In his extensive overview, James R. Clapper told Congress that a less decentralized terrorist network has significantly altered the threats while the Arab Spring uprising in the Middle East and North Africa has created spikes in the dangers facing American interests in the regions
The intelligence chief offered a sober assessment of threats from potential cyber attacks, weapons of mass destruction and the months-long civil war in Syria. North Korea, Iran and Syria stirred the most concern as the Obama administration and Congress weigh the effectiveness of sanctions against Pyongyang and Tehran.
Clapper testified just days after North Korea’s communist regime said it was scuttling the 1953 armistice that ended the Korean War and has maintained peace on the peninsula for more than half a century. The administration slapped sanctions against North Korea’s primary exchange bank and several senior government officials.

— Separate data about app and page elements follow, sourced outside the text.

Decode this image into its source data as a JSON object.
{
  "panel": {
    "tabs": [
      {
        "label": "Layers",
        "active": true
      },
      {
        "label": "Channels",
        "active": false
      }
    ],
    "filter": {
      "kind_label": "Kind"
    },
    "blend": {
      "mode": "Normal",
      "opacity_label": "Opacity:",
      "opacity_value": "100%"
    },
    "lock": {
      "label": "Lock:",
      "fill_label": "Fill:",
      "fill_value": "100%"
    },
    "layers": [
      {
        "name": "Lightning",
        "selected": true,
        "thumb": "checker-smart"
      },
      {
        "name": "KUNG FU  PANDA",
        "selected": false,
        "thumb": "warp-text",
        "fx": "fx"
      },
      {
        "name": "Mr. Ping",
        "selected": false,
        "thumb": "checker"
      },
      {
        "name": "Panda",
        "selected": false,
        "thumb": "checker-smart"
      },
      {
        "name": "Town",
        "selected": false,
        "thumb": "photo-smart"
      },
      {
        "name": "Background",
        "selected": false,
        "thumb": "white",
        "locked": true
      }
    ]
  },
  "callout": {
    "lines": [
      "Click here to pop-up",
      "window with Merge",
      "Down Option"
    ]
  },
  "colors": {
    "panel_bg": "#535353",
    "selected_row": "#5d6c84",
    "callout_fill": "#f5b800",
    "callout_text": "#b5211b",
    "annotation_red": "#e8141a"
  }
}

North Korea, led by its young leader Kim Jong Un, has defied the international community in the last three months, testing a long-range missile and a third nuclear device.
“These programs demonstrate North Korea’s commitment to develop long-range missile technology that could pose a direct threat to the United States, and its efforts to produce and market ballistic missiles raise broader regional and global security concerns,” Clapper told the Senate Intelligence committee.
While the intelligence community has figured that Pyongyang’s nuclear efforts are designed for deterrence, worldwide prestige and coercive diplomacy, Clapper conceded that that the United States does not know what would be the trigger that would prompt North Korea to act to preserve Kim’s regime.
Pressed during the hearing, Clapper said he was “very concerned” about Kim ‘s actions, which have included tough talk as well as a recent invitation to former basketball star Dennis Rodman.
“The rhetoric, while it is propaganda-laced, is also an indicator of their attitude and perhaps their intent,” Clapper said. “So for my part, I am very concerned about what they might do. And they are certainly, if they chose … could initiate a provocative action against the South.”
Testifying before the Senate Armed Services Committee, the general in charge of U.S. Strategic Command said he is “satisfied” that existing US missile defenses can defend against a limited attack from North Korea.
Air Force Gen. Robert Kehler also said he is confident the country is adequately defended from a limited attack by Iran, “although we are not in the most optimum posture to do that today.”
The Intelligence panel hearing also sought, in part, to rebuild some trust between the nation’s top intelligence officials and senators who complain they have been refused administration documents and other information that are necessary for congressional oversight.
Joining Clapper at the witness table were newly minted CIA Director John Brennan, FBI Director Robert Mueller, Defense Intelligence Agency Director Lt. Gen. Michael Flynn, National Counterterrorism Center Director Matthew Olsen and Assistant Secretary of State for Intelligence and Research Philip Goldberg.
The intelligence chief said that in Syria, President Bashar Assad’s inability to quash the uprising increases the possibility that he will use chemical weapons against his people.
“We assess that an increasingly beleaguered regime, having found its escalation of violence through conventional means inadequate, might be prepared to use chemical weapons against the Syrian people,” he said. “In addition, groups or individuals in Syria could gain access to chemical weapons-related material.”
The United Nations estimates more than 70,000 people have been killed in the civil war, which started two years ago against Assad’s rule. Clapper said Assad’s days are number, but added that he did not know “how many days.”
The intelligence chief said Iran has become so entrenched in Syria that it likely will have some sort of foothold in a post-Assad government.
In assessing Iran, the report stated flatly that Tehran is developing nuclear capabilities to enhance its security and influence and “give it the ability to develop a nuclear weapon.” But the report stopped short of saying a decision has been made.
“We do not know if Iran will eventually decide to build nuclear weapons,” the report said.
Clapper explained that in the last year, Iran has made progress in working toward producing weapons-grade uranium. However, the report said Iran “could not divert safeguarded material and produce a weapon-worth of weapons-grade uranium before this activity is discovered.”